◆ **RECORD SET**:
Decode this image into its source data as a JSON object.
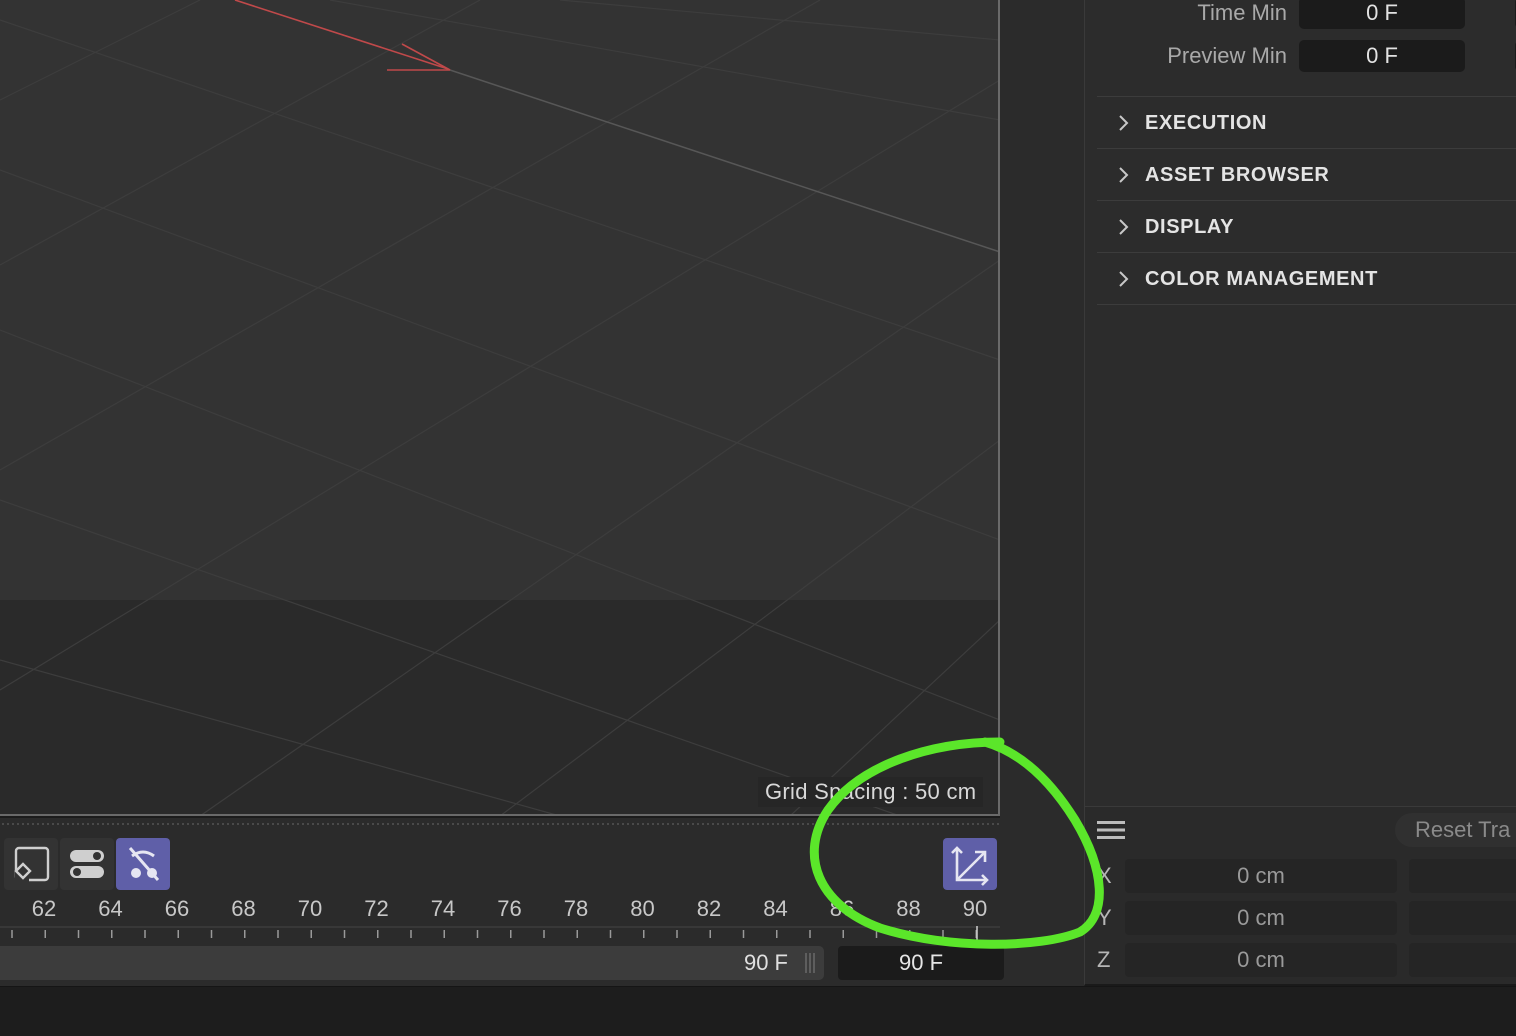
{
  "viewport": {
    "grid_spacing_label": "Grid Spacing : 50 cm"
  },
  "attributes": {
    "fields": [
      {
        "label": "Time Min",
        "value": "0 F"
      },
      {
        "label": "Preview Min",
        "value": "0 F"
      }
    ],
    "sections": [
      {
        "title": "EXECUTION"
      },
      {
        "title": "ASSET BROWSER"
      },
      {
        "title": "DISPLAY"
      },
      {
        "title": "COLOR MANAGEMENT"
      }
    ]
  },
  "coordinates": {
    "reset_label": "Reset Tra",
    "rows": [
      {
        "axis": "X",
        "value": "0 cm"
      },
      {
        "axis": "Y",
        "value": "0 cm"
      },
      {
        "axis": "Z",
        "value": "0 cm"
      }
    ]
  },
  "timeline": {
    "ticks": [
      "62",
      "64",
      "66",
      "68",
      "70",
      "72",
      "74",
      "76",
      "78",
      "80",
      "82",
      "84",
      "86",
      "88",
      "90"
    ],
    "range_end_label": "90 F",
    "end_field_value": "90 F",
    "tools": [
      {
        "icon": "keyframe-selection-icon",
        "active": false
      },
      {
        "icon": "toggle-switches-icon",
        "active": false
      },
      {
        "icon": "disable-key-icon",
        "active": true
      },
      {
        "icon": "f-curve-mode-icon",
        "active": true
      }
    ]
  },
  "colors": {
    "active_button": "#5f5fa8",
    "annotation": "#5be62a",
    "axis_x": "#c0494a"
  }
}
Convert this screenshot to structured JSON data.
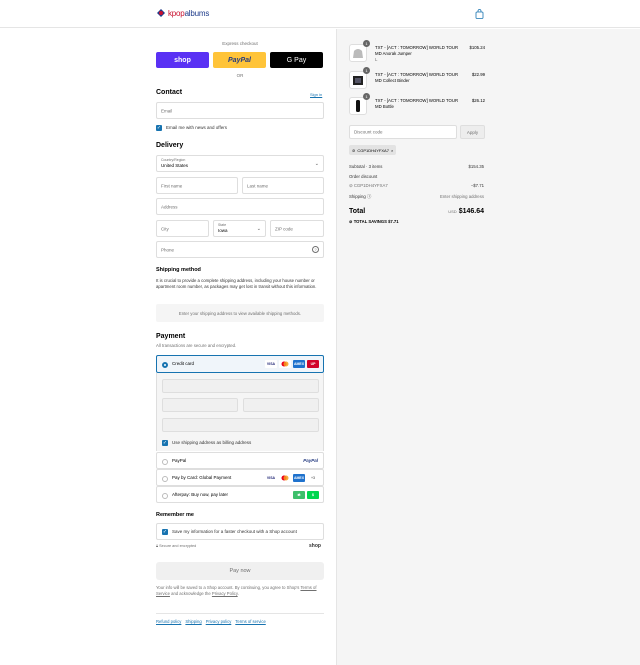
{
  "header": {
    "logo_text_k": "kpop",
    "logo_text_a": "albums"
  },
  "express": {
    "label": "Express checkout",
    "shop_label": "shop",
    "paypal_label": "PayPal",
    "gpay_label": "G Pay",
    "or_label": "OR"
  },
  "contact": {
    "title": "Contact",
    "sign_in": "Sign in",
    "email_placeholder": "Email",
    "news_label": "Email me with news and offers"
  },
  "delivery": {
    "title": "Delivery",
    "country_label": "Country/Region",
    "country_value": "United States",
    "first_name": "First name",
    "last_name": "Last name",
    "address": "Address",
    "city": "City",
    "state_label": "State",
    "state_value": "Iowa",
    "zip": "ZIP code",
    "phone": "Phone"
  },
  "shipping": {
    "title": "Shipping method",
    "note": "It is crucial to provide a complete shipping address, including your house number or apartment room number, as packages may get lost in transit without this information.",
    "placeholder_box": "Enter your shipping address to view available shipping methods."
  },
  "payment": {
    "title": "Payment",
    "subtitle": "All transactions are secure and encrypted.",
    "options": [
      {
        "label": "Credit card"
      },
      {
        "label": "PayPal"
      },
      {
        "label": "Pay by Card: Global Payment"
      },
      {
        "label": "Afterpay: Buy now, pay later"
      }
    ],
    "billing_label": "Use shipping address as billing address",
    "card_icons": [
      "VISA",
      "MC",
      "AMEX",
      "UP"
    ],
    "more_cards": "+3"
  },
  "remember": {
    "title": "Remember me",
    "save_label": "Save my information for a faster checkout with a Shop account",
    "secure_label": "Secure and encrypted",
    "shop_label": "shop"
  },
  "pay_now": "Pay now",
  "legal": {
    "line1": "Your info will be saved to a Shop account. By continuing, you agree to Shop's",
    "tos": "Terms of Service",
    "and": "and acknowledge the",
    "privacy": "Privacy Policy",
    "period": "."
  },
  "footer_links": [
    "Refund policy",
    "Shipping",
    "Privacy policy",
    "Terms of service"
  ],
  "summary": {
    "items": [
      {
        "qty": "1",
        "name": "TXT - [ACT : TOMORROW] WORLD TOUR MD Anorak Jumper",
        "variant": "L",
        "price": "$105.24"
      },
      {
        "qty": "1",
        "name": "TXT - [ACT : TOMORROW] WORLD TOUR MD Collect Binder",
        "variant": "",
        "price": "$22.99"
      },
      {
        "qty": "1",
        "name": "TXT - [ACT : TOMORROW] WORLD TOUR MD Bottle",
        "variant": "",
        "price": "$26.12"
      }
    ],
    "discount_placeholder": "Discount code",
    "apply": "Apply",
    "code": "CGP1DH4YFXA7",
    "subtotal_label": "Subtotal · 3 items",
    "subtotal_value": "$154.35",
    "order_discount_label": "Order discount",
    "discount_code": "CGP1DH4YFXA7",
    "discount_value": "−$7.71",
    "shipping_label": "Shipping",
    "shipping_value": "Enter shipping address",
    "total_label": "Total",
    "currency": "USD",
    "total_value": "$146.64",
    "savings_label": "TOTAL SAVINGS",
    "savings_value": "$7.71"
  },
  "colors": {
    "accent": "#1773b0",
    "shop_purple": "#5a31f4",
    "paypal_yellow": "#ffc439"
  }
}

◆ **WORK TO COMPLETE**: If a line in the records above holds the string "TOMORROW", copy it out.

◆ **FINISHED TASK**:
        "name": "TXT - [ACT : TOMORROW] WORLD TOUR MD Anorak Jumper",
        "name": "TXT - [ACT : TOMORROW] WORLD TOUR MD Collect Binder",
        "name": "TXT - [ACT : TOMORROW] WORLD TOUR MD Bottle",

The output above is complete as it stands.